Higher threshold to amend Ohio Constitution heading to vote : NPR
Julie Carr Smyth/AP
COLUMBUS, Ohio — Ohio voters will have a chance to decide whether to make it harder to pass constitutional amendments just before a possible November vote on an amendment that would embrace abortion rights in the state.
A resolution asking voters in an August election to raise the threshold for future amendments from a simple majority to 60% approved the politically divided Ohio House 62-37 on Wednesday. Five Republican majorities joined all Democrats in opposing it. The political battle consumed the state for months.
Since the United States Supreme Court overturned its landmark Roe v. Wade guaranteeing abortion rights last year, other states’ amendments involving the procedure showed that voter support for legal access to abortion is between 50% and 60%, whether in conservative Kansas, Democratic-leaning Michigan or Republican-leaning Kentucky. No vote exceeded 60%.
The AP VoteCast poll last year found that 59% of Ohio voters said abortion should generally be legal.
Republican backers of the resolution continued to characterize the effort as an act of constitutional protection aimed at keeping entrenched special interests out of Ohio’s founding documents, while Democrats slammed it as an attack on democracy.
Screams of protest rose from the state during Wednesday’s debate, with Democratic lawmakers producing hand-painted signs from under their chairs right after the vote and storming out of the room chanting. , “One person, one vote.”
The measure’s sponsor, Republican state Rep. Brian Stewart, said the protesters did not bother him.
“You have 150 people with T-shirts in a state of 12 million people,” he said. “That’s fine.
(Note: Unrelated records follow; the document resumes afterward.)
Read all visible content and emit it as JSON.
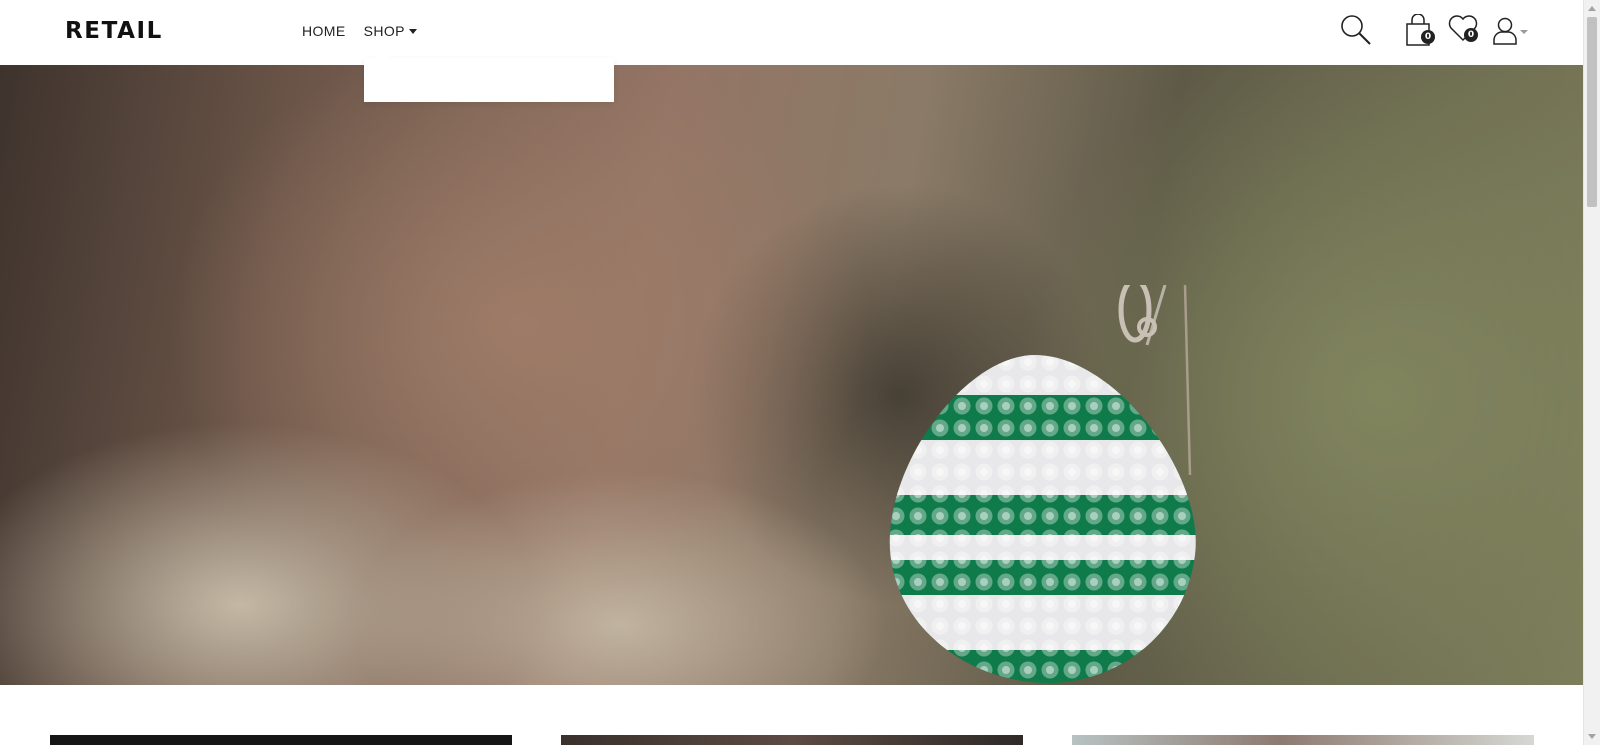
{
  "brand": {
    "logo": "RETAIL"
  },
  "nav": {
    "items": [
      {
        "label": "HOME"
      },
      {
        "label": "SHOP"
      }
    ]
  },
  "header_icons": {
    "search": {
      "icon": "search-icon"
    },
    "cart": {
      "icon": "shopping-bag-icon",
      "count": "0"
    },
    "wishlist": {
      "icon": "heart-icon",
      "count": "0"
    },
    "account": {
      "icon": "user-icon"
    }
  },
  "slider": {
    "slide_count": 2,
    "active_index": 0
  },
  "colors": {
    "text": "#111111",
    "badge": "#222222",
    "pendant_green": "#0f7a4a",
    "pendant_crystal": "#e8e8ea"
  }
}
They can come and put the ring, but we expect this will be a robust and well-received election, and we believe it will pass when Ohioans get their chance to vote.”
The labor-backed We Are Ohio coalition launched an immediate opposition campaign. Other opponents include every living former governor of the state, both former Republican and Democratic attorneys general and the Ohio Libertarian Party.
Kayla Griffin of All Voting is Local, a voting rights organization that is part of the We Are Ohio coalition, said lawmakers “shouldn’t underestimate us when we show up in August.”
Jen Miller, executive director of the League of Women Voters of Ohio, said, “We call on every Ohioan to knock on doors, call the bank, register voters and not only let them know that there is an August election, but that our ability to determine our future as voters is on the line.”
Among the maneuvers used to get the resolution past its GOP opposition was to remove language Tuesday that would send the question to an August ballot. Opponents of that strategy pointed to the fact that it was only in January that a new electoral law was signed that eliminates most of the August special elections.
State Rep. Sharon Ray, who offered the amendment pushing the 60% question to Ohio’s next scheduled general or special election, said an August election would add “another level of complication” to the already hard work of local election workers.
“I made a promise to our board of elections,” the Republican said. “Remember, these are our neighbors and friends who work very hard to provide flawless elections for us – most of them volunteers, they are paid a simple stipend – and, I think, I appreciate their sacrifice.”
The language was reintroduced to the floor Wednesday, with minor changes that required it to go back through the Ohio Senate, which easily approved it.